As a student studying counselling skills one cannot avoid self-reflecting. Since my teen years, where I spent many hours alone, self-reflecting has become a habit. Whilst it is useful to think back on what we have done, how it could affect ourselves and others, and what we could have done better, it can be the basis for depressive thoughts.
Fortunately, I can reduce my self-loathing, morbid thoughts to ‘how can I get better?’ ideas that I had overlooked in the past. The first being: Respect.
Something that annoys me and, at times, upsets me is the lack of respect people show for one another. I have seen doctors ignore care assistants in a hospital, middle management disgrace retail workers in front of customers and people disrespecting beliefs and life choices of people they have never got to know.

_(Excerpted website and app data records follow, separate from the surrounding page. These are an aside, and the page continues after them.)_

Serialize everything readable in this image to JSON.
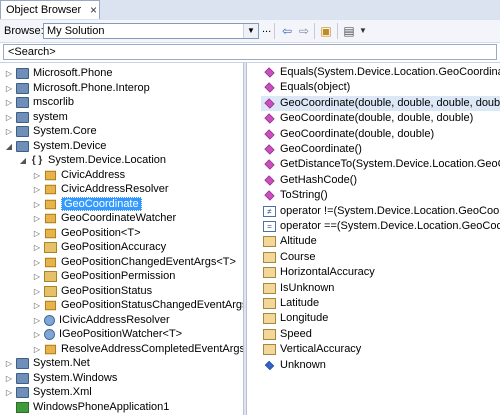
{
  "tab": {
    "title": "Object Browser",
    "close_glyph": "×"
  },
  "toolbar": {
    "browse_label": "Browse:",
    "browse_value": "My Solution",
    "browse_more": "...",
    "buttons": [
      "back-icon",
      "forward-icon",
      "add-reference-icon",
      "settings-icon"
    ]
  },
  "search": {
    "value": "<Search>"
  },
  "tree": [
    {
      "label": "Microsoft.Phone",
      "depth": 0,
      "kind": "assembly",
      "expander": "▷"
    },
    {
      "label": "Microsoft.Phone.Interop",
      "depth": 0,
      "kind": "assembly",
      "expander": "▷"
    },
    {
      "label": "mscorlib",
      "depth": 0,
      "kind": "assembly",
      "expander": "▷"
    },
    {
      "label": "system",
      "depth": 0,
      "kind": "assembly",
      "expander": "▷"
    },
    {
      "label": "System.Core",
      "depth": 0,
      "kind": "assembly",
      "expander": "▷"
    },
    {
      "label": "System.Device",
      "depth": 0,
      "kind": "assembly",
      "expander": "◢"
    },
    {
      "label": "System.Device.Location",
      "depth": 1,
      "kind": "namespace",
      "expander": "◢"
    },
    {
      "label": "CivicAddress",
      "depth": 2,
      "kind": "class",
      "expander": "▷"
    },
    {
      "label": "CivicAddressResolver",
      "depth": 2,
      "kind": "class",
      "expander": "▷"
    },
    {
      "label": "GeoCoordinate",
      "depth": 2,
      "kind": "class",
      "expander": "▷",
      "selected": true
    },
    {
      "label": "GeoCoordinateWatcher",
      "depth": 2,
      "kind": "class",
      "expander": "▷"
    },
    {
      "label": "GeoPosition<T>",
      "depth": 2,
      "kind": "class",
      "expander": "▷"
    },
    {
      "label": "GeoPositionAccuracy",
      "depth": 2,
      "kind": "enum",
      "expander": "▷"
    },
    {
      "label": "GeoPositionChangedEventArgs<T>",
      "depth": 2,
      "kind": "class",
      "expander": "▷"
    },
    {
      "label": "GeoPositionPermission",
      "depth": 2,
      "kind": "enum",
      "expander": "▷"
    },
    {
      "label": "GeoPositionStatus",
      "depth": 2,
      "kind": "enum",
      "expander": "▷"
    },
    {
      "label": "GeoPositionStatusChangedEventArgs",
      "depth": 2,
      "kind": "class",
      "expander": "▷"
    },
    {
      "label": "ICivicAddressResolver",
      "depth": 2,
      "kind": "interface",
      "expander": "▷"
    },
    {
      "label": "IGeoPositionWatcher<T>",
      "depth": 2,
      "kind": "interface",
      "expander": "▷"
    },
    {
      "label": "ResolveAddressCompletedEventArgs",
      "depth": 2,
      "kind": "class",
      "expander": "▷"
    },
    {
      "label": "System.Net",
      "depth": 0,
      "kind": "assembly",
      "expander": "▷"
    },
    {
      "label": "System.Windows",
      "depth": 0,
      "kind": "assembly",
      "expander": "▷"
    },
    {
      "label": "System.Xml",
      "depth": 0,
      "kind": "assembly",
      "expander": "▷"
    },
    {
      "label": "WindowsPhoneApplication1",
      "depth": 0,
      "kind": "project",
      "expander": ""
    }
  ],
  "members": [
    {
      "label": "Equals(System.Device.Location.GeoCoordinate)",
      "kind": "method"
    },
    {
      "label": "Equals(object)",
      "kind": "method"
    },
    {
      "label": "GeoCoordinate(double, double, double, double, double, dou",
      "kind": "method",
      "highlight": true
    },
    {
      "label": "GeoCoordinate(double, double, double)",
      "kind": "method"
    },
    {
      "label": "GeoCoordinate(double, double)",
      "kind": "method"
    },
    {
      "label": "GeoCoordinate()",
      "kind": "method"
    },
    {
      "label": "GetDistanceTo(System.Device.Location.GeoCoordinat",
      "kind": "method"
    },
    {
      "label": "GetHashCode()",
      "kind": "method"
    },
    {
      "label": "ToString()",
      "kind": "method"
    },
    {
      "label": "operator !=(System.Device.Location.GeoCoordinate,",
      "kind": "operator",
      "glyph": "≠"
    },
    {
      "label": "operator ==(System.Device.Location.GeoCoordinat",
      "kind": "operator",
      "glyph": "="
    },
    {
      "label": "Altitude",
      "kind": "property"
    },
    {
      "label": "Course",
      "kind": "property"
    },
    {
      "label": "HorizontalAccuracy",
      "kind": "property"
    },
    {
      "label": "IsUnknown",
      "kind": "property"
    },
    {
      "label": "Latitude",
      "kind": "property"
    },
    {
      "label": "Longitude",
      "kind": "property"
    },
    {
      "label": "Speed",
      "kind": "property"
    },
    {
      "label": "VerticalAccuracy",
      "kind": "property"
    },
    {
      "label": "Unknown",
      "kind": "field"
    }
  ]
}
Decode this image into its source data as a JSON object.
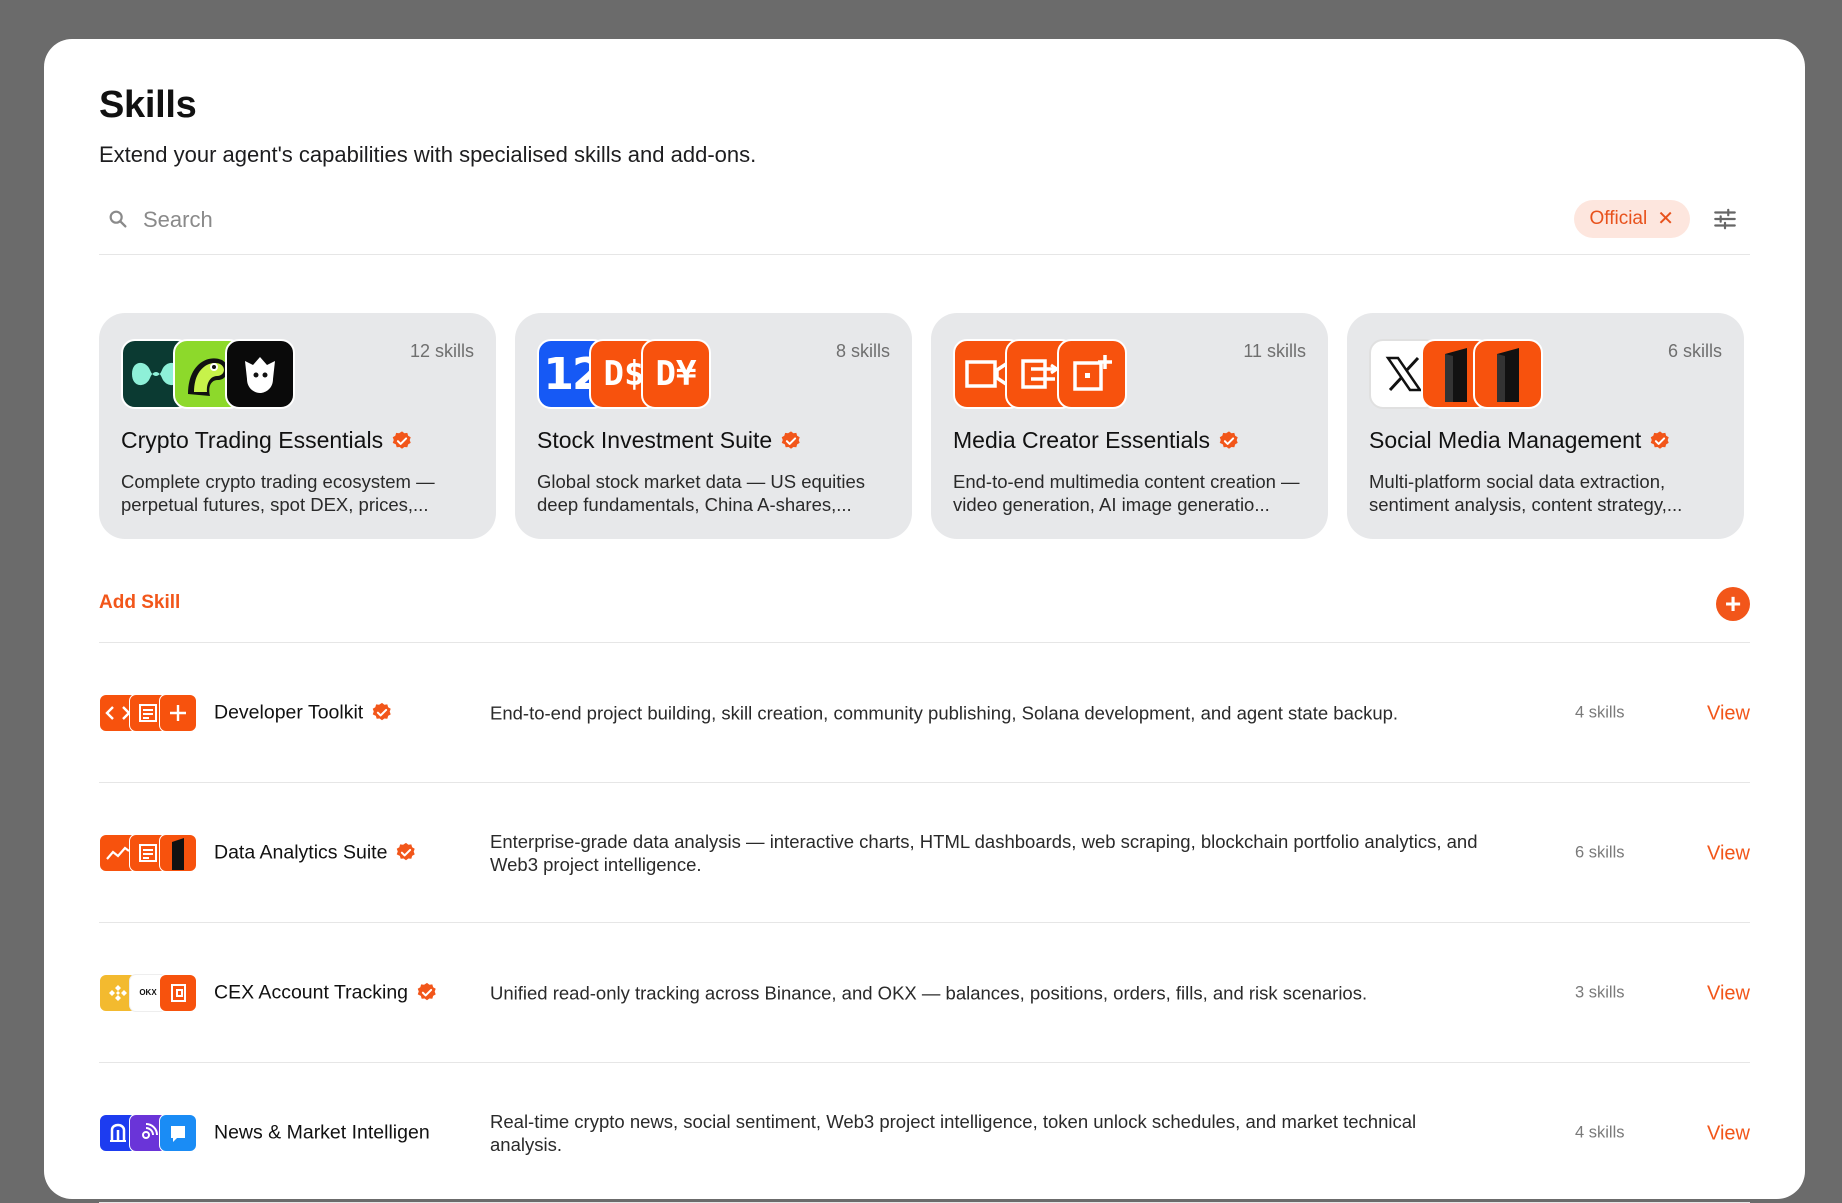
{
  "page": {
    "title": "Skills",
    "subtitle": "Extend your agent's capabilities with specialised skills and add-ons."
  },
  "search": {
    "placeholder": "Search"
  },
  "filter_chip": {
    "label": "Official",
    "remove_icon": "close-icon"
  },
  "colors": {
    "accent": "#f2561a",
    "card_bg": "#e7e8ea",
    "chip_bg": "#fde6de"
  },
  "featured": [
    {
      "name": "Crypto Trading Essentials",
      "count": "12 skills",
      "desc": "Complete crypto trading ecosystem — perpetual futures, spot DEX, prices,...",
      "icons": [
        "hyperliquid-icon",
        "parrot-icon",
        "robot-head-icon"
      ]
    },
    {
      "name": "Stock Investment Suite",
      "count": "8 skills",
      "desc": "Global stock market data — US equities deep fundamentals, China A-shares,...",
      "icons": [
        "twelve-data-icon",
        "dollar-icon",
        "yuan-icon"
      ]
    },
    {
      "name": "Media Creator Essentials",
      "count": "11 skills",
      "desc": "End-to-end multimedia content creation — video generation, AI image generatio...",
      "icons": [
        "video-icon",
        "transfer-icon",
        "image-add-icon"
      ]
    },
    {
      "name": "Social Media Management",
      "count": "6 skills",
      "desc": "Multi-platform social data extraction, sentiment analysis, content strategy,...",
      "icons": [
        "x-logo-icon",
        "block-icon",
        "block-icon"
      ]
    }
  ],
  "featured_icon_text": {
    "twelve": "12",
    "dollar": "D$",
    "yuan": "D¥",
    "x": "𝕏"
  },
  "add_skill": {
    "label": "Add Skill"
  },
  "rows": [
    {
      "name": "Developer Toolkit",
      "verified": true,
      "desc": "End-to-end project building, skill creation, community publishing, Solana development, and agent state backup.",
      "count": "4 skills",
      "action": "View",
      "icons": [
        "code-icon",
        "terminal-icon",
        "plus-icon"
      ]
    },
    {
      "name": "Data Analytics Suite",
      "verified": true,
      "desc": "Enterprise-grade data analysis — interactive charts, HTML dashboards, web scraping, blockchain portfolio analytics, and Web3 project intelligence.",
      "count": "6 skills",
      "action": "View",
      "icons": [
        "chart-line-icon",
        "dashboard-icon",
        "block-icon"
      ]
    },
    {
      "name": "CEX Account Tracking",
      "verified": true,
      "desc": "Unified read-only tracking across Binance, and OKX — balances, positions, orders, fills, and risk scenarios.",
      "count": "3 skills",
      "action": "View",
      "icons": [
        "binance-icon",
        "okx-icon",
        "wallet-icon"
      ],
      "okx_text": "OKX"
    },
    {
      "name": "News & Market Intelligen",
      "verified": false,
      "desc": "Real-time crypto news, social sentiment, Web3 project intelligence, token unlock schedules, and market technical analysis.",
      "count": "4 skills",
      "action": "View",
      "icons": [
        "news-icon",
        "signal-icon",
        "message-icon"
      ]
    }
  ]
}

As cliché as this sounds, we are one of seven (or eight- depending on when you read this) billion people who live on this planet. We separate each other by the landmass we happen to live on, further separated by country, region, birth right, culture, race, faith, disability and so forth.
It frustrated me that, despite us all being human beings, we see fit to treat people based on how we value others. Because they follow a belief system different to our own, because they did not have a privileged upbringing, because they were born somewhere else. Differences should be celebrated!
And for somebody who has depression, just having some respect could mean the difference between having a good day and an unbearable day. But don’t be nice to people because of their mental wellness, do it because we are humans, do it to spread kindness. You could make somebody feel better about themselves if you smile and share a friendly ‘hello’, or hold a door open for them (whether they are male or female). A little effort will mean a lot to somebody else. Even being mindful of what we’re saying could make a difference, keeping false information to oneself and not spreading hatred.
So, today, let’s vow to respect one another.